Top of Information provided
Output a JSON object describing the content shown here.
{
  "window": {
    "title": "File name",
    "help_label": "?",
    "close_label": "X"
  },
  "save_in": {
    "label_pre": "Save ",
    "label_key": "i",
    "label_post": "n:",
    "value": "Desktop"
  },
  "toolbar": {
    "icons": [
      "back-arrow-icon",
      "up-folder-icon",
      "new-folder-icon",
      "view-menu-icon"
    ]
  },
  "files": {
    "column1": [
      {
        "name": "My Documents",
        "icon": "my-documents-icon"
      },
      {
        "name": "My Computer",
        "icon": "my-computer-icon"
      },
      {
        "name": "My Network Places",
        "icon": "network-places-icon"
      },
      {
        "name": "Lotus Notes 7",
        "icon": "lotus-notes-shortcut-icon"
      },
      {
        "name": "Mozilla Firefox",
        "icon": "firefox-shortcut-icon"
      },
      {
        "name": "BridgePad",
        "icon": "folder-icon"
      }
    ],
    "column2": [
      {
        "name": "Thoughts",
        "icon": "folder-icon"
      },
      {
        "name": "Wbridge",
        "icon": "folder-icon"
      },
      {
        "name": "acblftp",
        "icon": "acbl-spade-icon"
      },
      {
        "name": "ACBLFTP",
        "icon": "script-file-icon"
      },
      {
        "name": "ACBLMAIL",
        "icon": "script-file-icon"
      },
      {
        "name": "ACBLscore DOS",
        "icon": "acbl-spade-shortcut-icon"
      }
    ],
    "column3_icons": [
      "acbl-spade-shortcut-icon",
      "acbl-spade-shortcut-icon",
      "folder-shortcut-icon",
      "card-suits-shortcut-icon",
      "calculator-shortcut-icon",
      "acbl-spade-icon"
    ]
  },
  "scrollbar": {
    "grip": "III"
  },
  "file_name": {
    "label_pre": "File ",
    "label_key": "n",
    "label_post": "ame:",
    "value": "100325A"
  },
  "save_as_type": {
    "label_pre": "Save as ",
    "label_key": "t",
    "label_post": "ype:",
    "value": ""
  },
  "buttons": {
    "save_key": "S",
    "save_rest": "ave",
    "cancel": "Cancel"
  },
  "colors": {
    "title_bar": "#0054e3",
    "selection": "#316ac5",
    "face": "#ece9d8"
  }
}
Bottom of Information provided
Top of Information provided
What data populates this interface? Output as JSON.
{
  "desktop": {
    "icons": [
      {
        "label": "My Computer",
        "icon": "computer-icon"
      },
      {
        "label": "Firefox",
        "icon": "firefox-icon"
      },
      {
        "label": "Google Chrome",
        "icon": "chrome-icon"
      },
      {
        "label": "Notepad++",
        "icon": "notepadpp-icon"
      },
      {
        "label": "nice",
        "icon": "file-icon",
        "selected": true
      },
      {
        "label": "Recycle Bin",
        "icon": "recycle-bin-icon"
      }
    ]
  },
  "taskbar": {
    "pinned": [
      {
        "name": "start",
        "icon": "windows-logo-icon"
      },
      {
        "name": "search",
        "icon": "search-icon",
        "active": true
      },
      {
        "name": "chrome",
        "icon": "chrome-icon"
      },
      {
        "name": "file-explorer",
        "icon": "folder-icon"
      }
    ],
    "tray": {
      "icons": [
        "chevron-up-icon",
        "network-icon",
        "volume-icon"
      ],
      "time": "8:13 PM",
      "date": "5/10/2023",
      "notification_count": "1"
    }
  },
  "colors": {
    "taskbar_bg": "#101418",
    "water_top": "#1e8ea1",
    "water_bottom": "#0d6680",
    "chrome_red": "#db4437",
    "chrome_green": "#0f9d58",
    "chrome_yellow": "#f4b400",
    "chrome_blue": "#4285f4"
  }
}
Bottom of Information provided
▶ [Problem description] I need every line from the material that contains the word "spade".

▶ [Task solution]
        "icon": "acbl-spade-icon"
        "icon": "acbl-spade-shortcut-icon"
      "acbl-spade-shortcut-icon",
      "acbl-spade-shortcut-icon",
      "acbl-spade-icon"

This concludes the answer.